═════ Supplied entries ═════

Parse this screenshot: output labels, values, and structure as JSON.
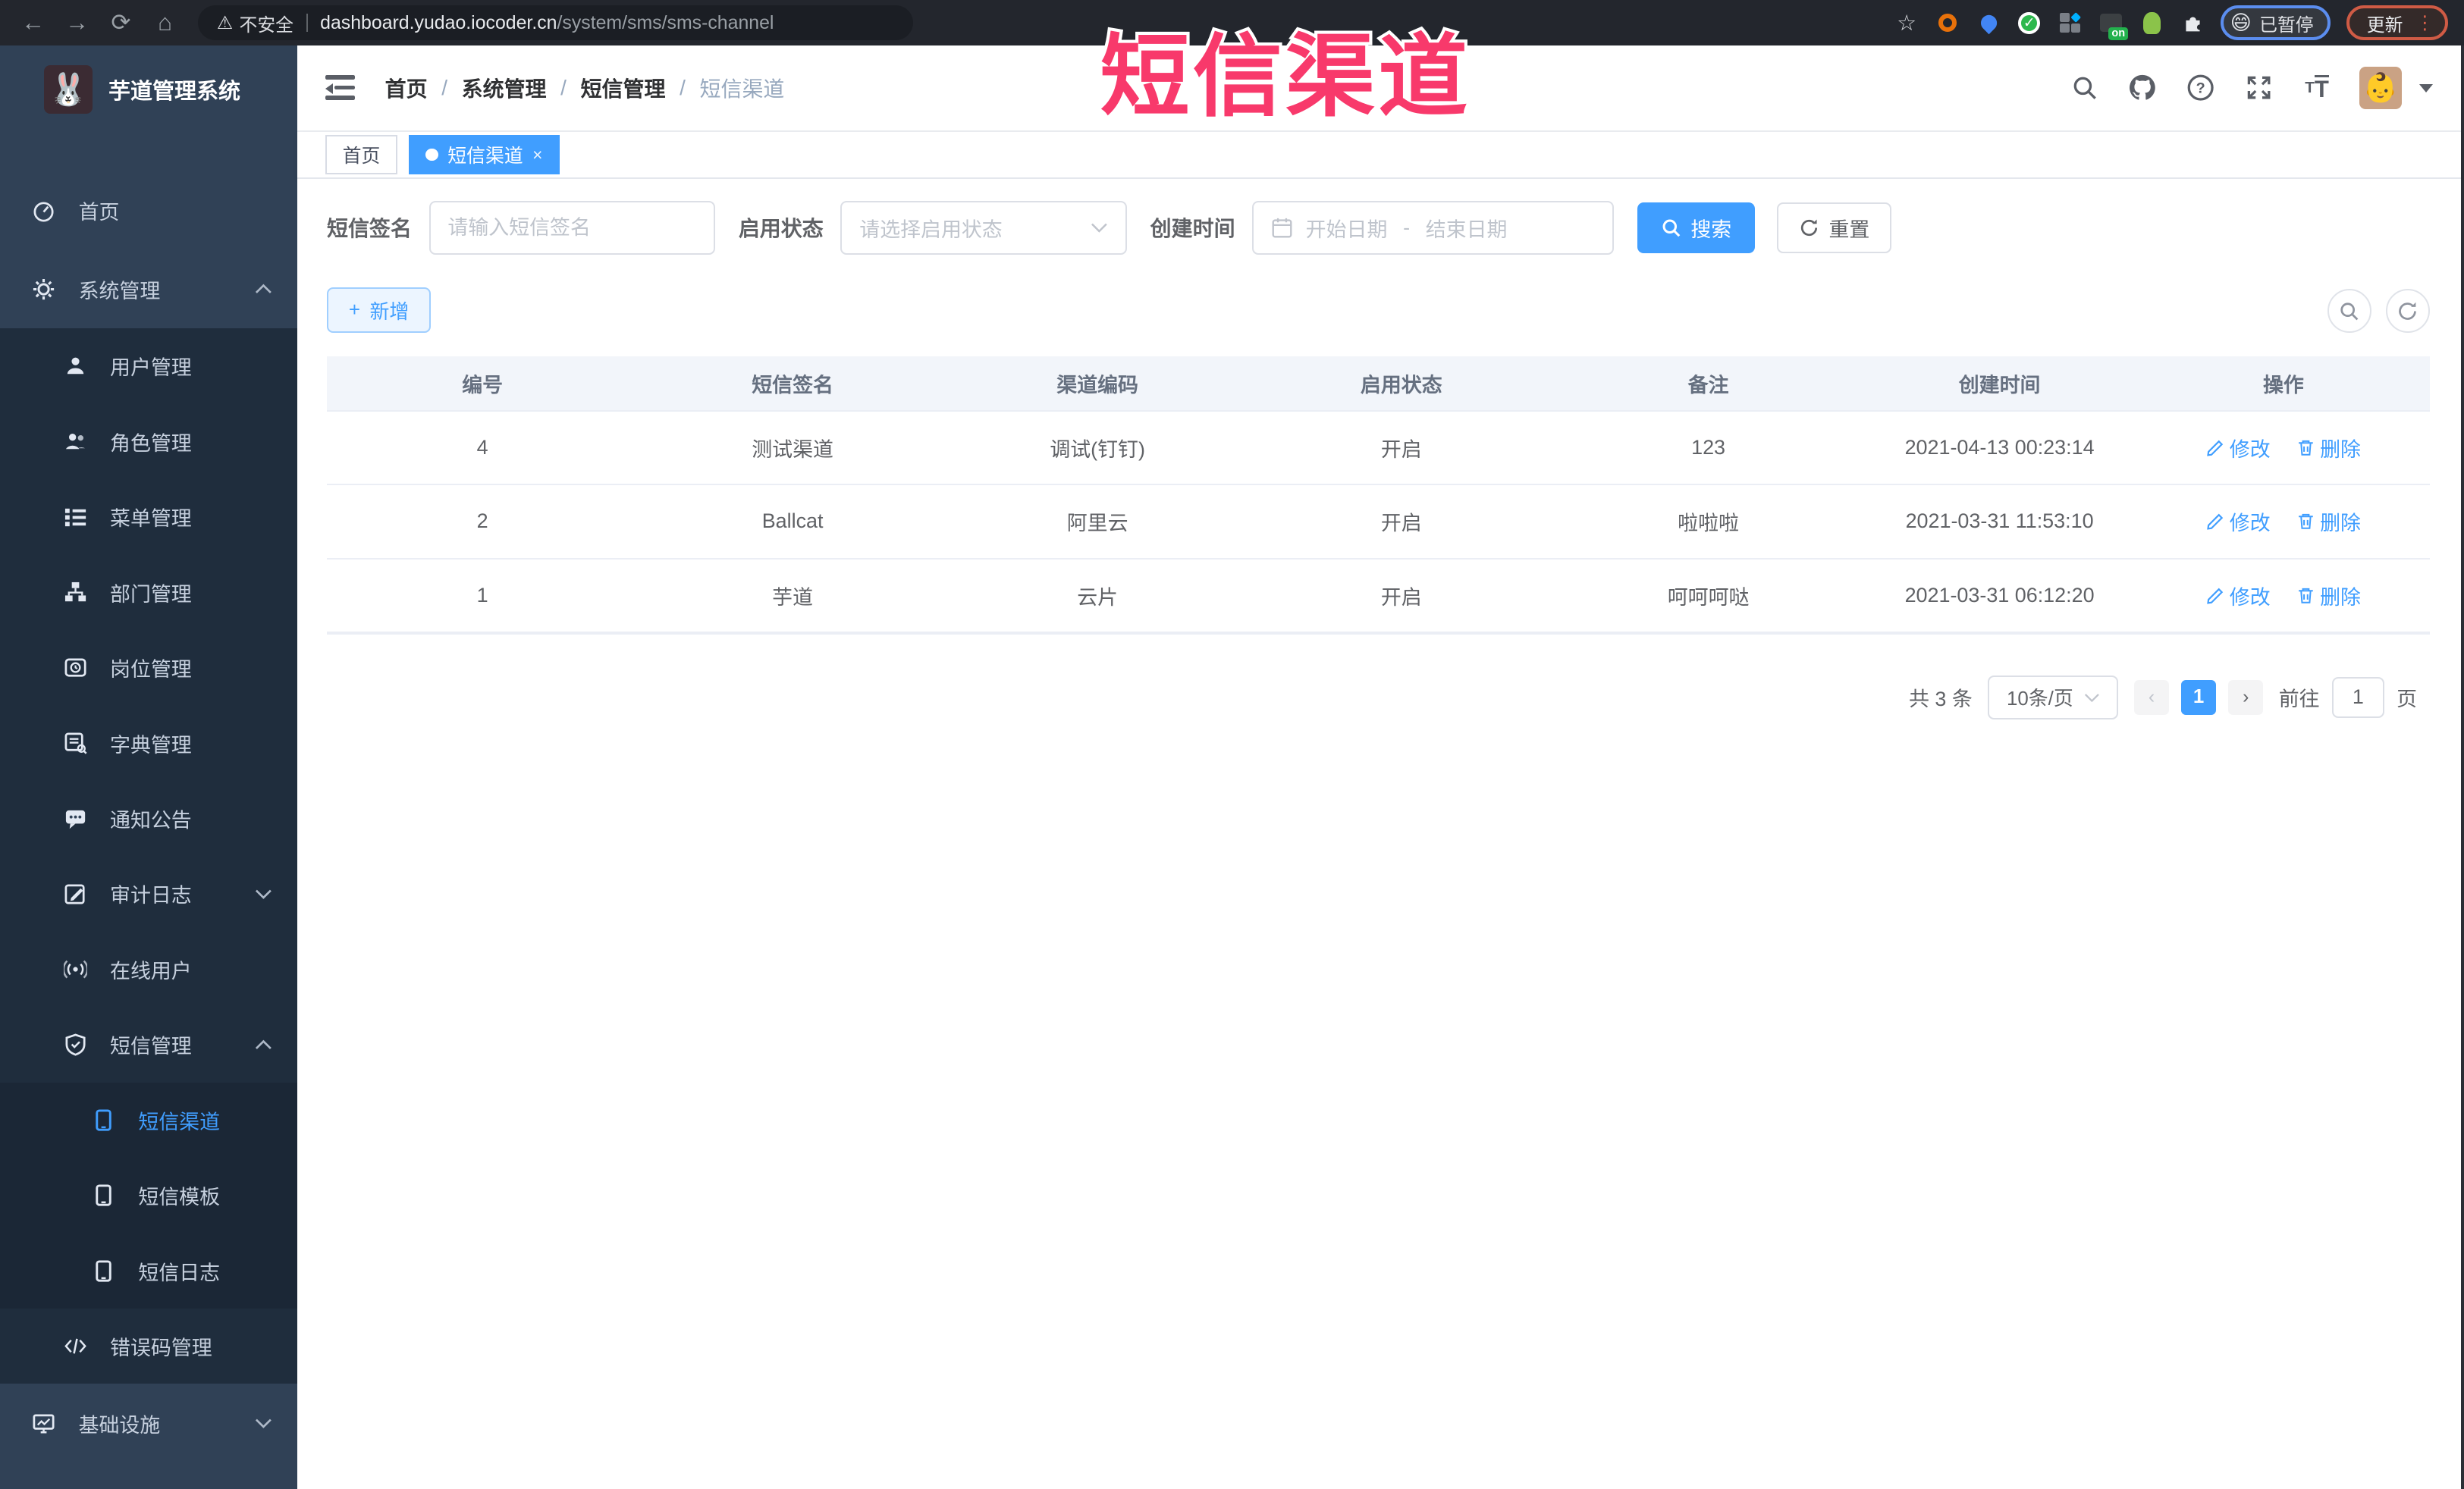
{
  "overlay": {
    "title": "短信渠道",
    "color": "#f8396b"
  },
  "browser": {
    "security_warning": "不安全",
    "url_domain": "dashboard.yudao.iocoder.cn",
    "url_path": "/system/sms/sms-channel",
    "profile_chip": {
      "emoji": "😄",
      "label": "已暂停"
    },
    "update_button": "更新",
    "icons": [
      "back-arrow",
      "forward-arrow",
      "reload",
      "home",
      "bookmark-star",
      "extension-orange-ring",
      "extension-blue-pin",
      "extension-green-check",
      "extension-grid",
      "extension-on-badge",
      "extension-green-figure",
      "extensions-puzzle",
      "kebab-menu"
    ]
  },
  "sidebar": {
    "logo_title": "芋道管理系统",
    "items": [
      {
        "label": "首页",
        "level": 1
      },
      {
        "label": "系统管理",
        "level": 1,
        "state": "expanded"
      },
      {
        "label": "用户管理",
        "level": 2
      },
      {
        "label": "角色管理",
        "level": 2
      },
      {
        "label": "菜单管理",
        "level": 2
      },
      {
        "label": "部门管理",
        "level": 2
      },
      {
        "label": "岗位管理",
        "level": 2
      },
      {
        "label": "字典管理",
        "level": 2
      },
      {
        "label": "通知公告",
        "level": 2
      },
      {
        "label": "审计日志",
        "level": 2,
        "state": "collapsed"
      },
      {
        "label": "在线用户",
        "level": 2
      },
      {
        "label": "短信管理",
        "level": 2,
        "state": "expanded"
      },
      {
        "label": "短信渠道",
        "level": 3,
        "active": true
      },
      {
        "label": "短信模板",
        "level": 3
      },
      {
        "label": "短信日志",
        "level": 3
      },
      {
        "label": "错误码管理",
        "level": 2
      },
      {
        "label": "基础设施",
        "level": 1,
        "state": "collapsed"
      }
    ]
  },
  "navbar": {
    "breadcrumb": [
      "首页",
      "系统管理",
      "短信管理",
      "短信渠道"
    ],
    "separator": "/",
    "icons": [
      "search-icon",
      "github-icon",
      "help-icon",
      "fullscreen-icon",
      "font-size-icon",
      "avatar",
      "caret-down"
    ]
  },
  "tags": [
    {
      "label": "首页",
      "active": false
    },
    {
      "label": "短信渠道",
      "active": true,
      "closable": true
    }
  ],
  "filters": {
    "sign": {
      "label": "短信签名",
      "placeholder": "请输入短信签名"
    },
    "status": {
      "label": "启用状态",
      "placeholder": "请选择启用状态"
    },
    "time": {
      "label": "创建时间",
      "start_placeholder": "开始日期",
      "separator": "-",
      "end_placeholder": "结束日期"
    },
    "search_button": "搜索",
    "reset_button": "重置"
  },
  "toolbar": {
    "add_button": "新增",
    "plus": "+",
    "icon_buttons": [
      "search-toggle-icon",
      "refresh-icon"
    ]
  },
  "table": {
    "headers": [
      "编号",
      "短信签名",
      "渠道编码",
      "启用状态",
      "备注",
      "创建时间",
      "操作"
    ],
    "edit_label": "修改",
    "delete_label": "删除",
    "rows": [
      {
        "id": "4",
        "sign": "测试渠道",
        "code": "调试(钉钉)",
        "status": "开启",
        "remark": "123",
        "created": "2021-04-13 00:23:14"
      },
      {
        "id": "2",
        "sign": "Ballcat",
        "code": "阿里云",
        "status": "开启",
        "remark": "啦啦啦",
        "created": "2021-03-31 11:53:10"
      },
      {
        "id": "1",
        "sign": "芋道",
        "code": "云片",
        "status": "开启",
        "remark": "呵呵呵哒",
        "created": "2021-03-31 06:12:20"
      }
    ]
  },
  "pagination": {
    "total": "共 3 条",
    "page_size": "10条/页",
    "current_page": "1",
    "goto_label": "前往",
    "goto_value": "1",
    "page_unit": "页"
  },
  "colors": {
    "accent": "#409eff",
    "overlay_pink": "#f8396b",
    "sidebar_bg": "#304156",
    "submenu_bg": "#1f2d3d",
    "header_bg": "#f2f5fa"
  }
}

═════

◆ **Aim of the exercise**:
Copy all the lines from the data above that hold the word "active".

◆ **Written solution**:
        "active": true
      "active": false
      "active": true,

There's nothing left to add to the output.